As someone who has a passing interest in web design, the area I’d chosen to research was in website analytics.
This involved two main pieces of work
- Looking at the GSS website and seeing where the web traffic was coming from and going to, in order to feed into a larger consultation of a website refresh
- Looking at GOV.UK statistics pages to see what kind of statistical content was popular and aiming to find out if people were able to access the content they want.
Having no experience in this field before (bar a 1 hour meeting with external relations at the National Audit Office!) I was thrown in at the deep end on day 1 and spent time getting to grips with Google Analytics. The GSS website turned out to be a good training set, with approximately 100,000 visitors per year – with findings that will hopefully improve the GSS website in its next iteration.
From here, I spent some time working on the bigger set that was GOV.UK – with 80m hits per year.
This set brought up some things to consider:
– looking at ‘statistical’ pages only vs whole of GOV.UK
– the curse of sampling – for larger data sets, when working with aggregate data – this meant for some metrics only 0.5% of the actual data was being included, making the results of limited value
Nonetheless the page views data did show that the main trends from 2015 to 2016 haven’t changed – with the top 4 departmental areas remaining the same – Education, Local Government, Energy and Justice.
Other metrics proved to be tricky – average time per page for example, was expectantly short, as users were only coming in and downloading mostly PDF files..
There’s certainly more work done to be going forward around integrating more Official Statistics and possibly looking at more metrics, as well as understanding the sampling better and how it affects the results.
Overall, the secondment has definitely increased my commercial awareness and made me aware of just how important website design is.In two weeks I only just scratched the surface. Out in the real world companies can have teams of people pouring over these statistics everyday, creating user stories (of how they expect people to flow through the website) and setting up A|B tests.

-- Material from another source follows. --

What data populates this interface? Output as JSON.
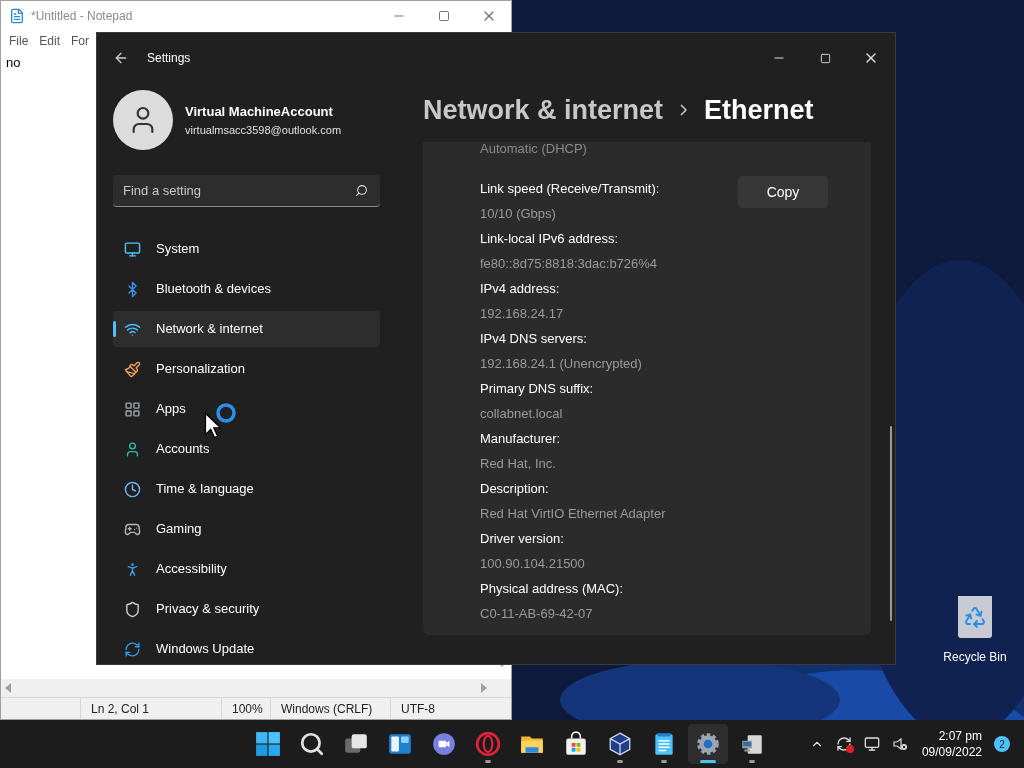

I’m hoping that some of the knowledge I learnt can now be brought back to the NAO and may even feed into a wider discussion around a website refresh here!